Yet there is still hope for Palestinians and Israelis alike: Amir Peretz. Rather than gloat about the misfortune that has befallen the people of Gaza since the withdrawal, as Israeli politicians and commentators of the right have been doing, the newly elected leader of the Labour Party might see the damage that is being done. He would realise that it is impossible to establish overnight a Palestinian economy independent from the occupation authority to which it had been subordinate for decades. He would also accept that, however desirable it might be for the Palestinian Authority to establish security on its own, it is struggling.

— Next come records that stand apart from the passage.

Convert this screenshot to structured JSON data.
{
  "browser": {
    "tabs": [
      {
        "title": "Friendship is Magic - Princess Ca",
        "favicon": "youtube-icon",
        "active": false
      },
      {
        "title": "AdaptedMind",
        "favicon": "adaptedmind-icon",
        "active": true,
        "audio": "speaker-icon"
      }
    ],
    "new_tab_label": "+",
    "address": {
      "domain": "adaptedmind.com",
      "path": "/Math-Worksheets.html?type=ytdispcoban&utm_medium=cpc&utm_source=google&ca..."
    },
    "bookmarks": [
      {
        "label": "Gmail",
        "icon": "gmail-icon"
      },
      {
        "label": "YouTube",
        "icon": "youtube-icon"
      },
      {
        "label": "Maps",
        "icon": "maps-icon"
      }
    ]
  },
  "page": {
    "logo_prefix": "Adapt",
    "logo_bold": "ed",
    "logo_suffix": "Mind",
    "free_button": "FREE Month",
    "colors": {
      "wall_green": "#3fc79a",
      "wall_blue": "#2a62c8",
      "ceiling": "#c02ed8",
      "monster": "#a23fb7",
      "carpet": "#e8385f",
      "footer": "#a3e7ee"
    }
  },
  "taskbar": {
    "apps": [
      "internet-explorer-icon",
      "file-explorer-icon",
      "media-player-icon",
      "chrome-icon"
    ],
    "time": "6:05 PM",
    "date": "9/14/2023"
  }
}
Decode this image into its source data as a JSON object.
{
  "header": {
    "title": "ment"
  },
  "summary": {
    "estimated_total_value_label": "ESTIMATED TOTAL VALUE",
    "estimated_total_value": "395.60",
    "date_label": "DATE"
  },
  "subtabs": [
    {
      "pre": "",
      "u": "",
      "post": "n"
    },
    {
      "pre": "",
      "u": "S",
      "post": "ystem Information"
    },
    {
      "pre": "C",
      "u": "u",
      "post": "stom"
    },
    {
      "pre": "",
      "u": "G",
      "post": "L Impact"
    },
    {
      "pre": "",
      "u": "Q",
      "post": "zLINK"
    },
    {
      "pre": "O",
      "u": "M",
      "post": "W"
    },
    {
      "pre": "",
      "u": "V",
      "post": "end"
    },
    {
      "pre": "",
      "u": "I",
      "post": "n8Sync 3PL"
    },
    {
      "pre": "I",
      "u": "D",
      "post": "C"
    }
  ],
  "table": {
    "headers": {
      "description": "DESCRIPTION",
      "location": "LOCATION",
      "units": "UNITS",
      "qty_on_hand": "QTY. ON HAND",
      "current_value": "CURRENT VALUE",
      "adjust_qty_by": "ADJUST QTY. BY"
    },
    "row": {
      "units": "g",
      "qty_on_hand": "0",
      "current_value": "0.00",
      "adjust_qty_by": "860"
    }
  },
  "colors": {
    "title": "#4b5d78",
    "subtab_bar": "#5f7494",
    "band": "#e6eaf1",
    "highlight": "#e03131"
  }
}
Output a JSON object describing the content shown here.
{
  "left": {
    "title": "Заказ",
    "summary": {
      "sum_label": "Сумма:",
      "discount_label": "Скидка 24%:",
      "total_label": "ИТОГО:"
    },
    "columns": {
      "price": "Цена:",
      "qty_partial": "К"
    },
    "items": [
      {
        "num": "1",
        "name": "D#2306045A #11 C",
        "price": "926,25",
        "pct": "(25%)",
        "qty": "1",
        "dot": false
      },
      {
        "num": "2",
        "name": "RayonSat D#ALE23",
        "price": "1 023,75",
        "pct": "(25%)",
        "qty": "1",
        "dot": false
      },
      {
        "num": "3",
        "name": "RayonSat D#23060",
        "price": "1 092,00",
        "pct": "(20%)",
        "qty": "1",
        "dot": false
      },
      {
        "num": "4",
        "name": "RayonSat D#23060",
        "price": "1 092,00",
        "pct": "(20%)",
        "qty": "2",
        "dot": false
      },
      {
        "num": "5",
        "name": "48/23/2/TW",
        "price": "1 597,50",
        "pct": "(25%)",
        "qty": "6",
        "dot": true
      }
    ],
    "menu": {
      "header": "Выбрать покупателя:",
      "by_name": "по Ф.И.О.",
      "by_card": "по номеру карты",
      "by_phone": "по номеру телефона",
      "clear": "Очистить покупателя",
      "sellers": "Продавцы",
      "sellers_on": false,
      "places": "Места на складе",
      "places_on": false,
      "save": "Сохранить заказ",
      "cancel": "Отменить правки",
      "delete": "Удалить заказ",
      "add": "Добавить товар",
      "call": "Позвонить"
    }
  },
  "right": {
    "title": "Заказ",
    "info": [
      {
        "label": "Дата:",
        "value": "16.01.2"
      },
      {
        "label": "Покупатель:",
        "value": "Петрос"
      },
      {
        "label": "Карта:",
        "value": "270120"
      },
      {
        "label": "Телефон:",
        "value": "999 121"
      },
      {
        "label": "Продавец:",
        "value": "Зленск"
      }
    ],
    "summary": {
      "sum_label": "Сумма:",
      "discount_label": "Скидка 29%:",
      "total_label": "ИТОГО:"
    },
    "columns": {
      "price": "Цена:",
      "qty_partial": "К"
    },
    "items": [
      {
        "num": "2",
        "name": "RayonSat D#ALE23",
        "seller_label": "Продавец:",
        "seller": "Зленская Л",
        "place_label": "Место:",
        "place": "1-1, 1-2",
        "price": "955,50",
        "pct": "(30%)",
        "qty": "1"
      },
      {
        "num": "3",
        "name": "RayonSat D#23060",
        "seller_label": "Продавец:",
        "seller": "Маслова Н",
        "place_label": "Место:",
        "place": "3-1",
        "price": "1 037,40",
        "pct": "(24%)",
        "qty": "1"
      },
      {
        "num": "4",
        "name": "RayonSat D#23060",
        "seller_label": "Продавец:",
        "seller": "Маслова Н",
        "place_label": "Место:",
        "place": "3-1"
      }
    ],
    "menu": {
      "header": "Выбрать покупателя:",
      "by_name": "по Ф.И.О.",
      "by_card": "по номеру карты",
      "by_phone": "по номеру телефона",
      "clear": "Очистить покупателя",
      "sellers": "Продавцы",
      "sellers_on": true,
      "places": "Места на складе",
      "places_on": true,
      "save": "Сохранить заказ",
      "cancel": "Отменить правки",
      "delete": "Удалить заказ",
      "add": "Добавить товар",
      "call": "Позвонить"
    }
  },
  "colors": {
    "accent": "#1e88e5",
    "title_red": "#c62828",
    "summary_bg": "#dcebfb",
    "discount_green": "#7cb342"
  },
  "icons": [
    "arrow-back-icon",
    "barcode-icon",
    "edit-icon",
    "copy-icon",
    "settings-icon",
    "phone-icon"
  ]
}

Most Palestinians acknowledge that Peretz stands little chance of winning the election, given the political mood in Israel. In any case the more Palestinians vest hope in him, the less appealing to Israeli voters they are likely to make him. Peretz’s best chance depends on his ability to convince Israeli voters that unilateral disengagement is a dishonest way of evading the essential, though costly, task of finding a peaceful solution. Worse still, it doesn’t get rid of the risk of confrontation, nor does it minimise it, so much as postpone it.
Peretz will argue that Sharon and his supporters have not made Israel more secure for its citizens. Instead, they are creating a military front in Gaza not unlike the one that existed on the Israeli-Lebanese border during the 1970s and early 1980s, when south Lebanon was under the control of the Palestine Liberation Organisation. It was Sharon himself who decided then that the north of Israel could be made safe only by invading Lebanon and expelling the PLO. Could unilateral disengagement from Gaza lead to a repeat of the disastrous Lebanon venture of 1982?
Peretz is the only hope, albeit a remote one, and if anything is worth praying for it is that Israelis face the fact that they can live in peace only if the two communities enjoy equal prospects of a peaceful and productive life . . . and that Palestinians reject the self-destructive calls of the militant groups.
Samir el-Youssef was awarded the 2005 Tucholsky prize for freedom of speech for his writings on Palestine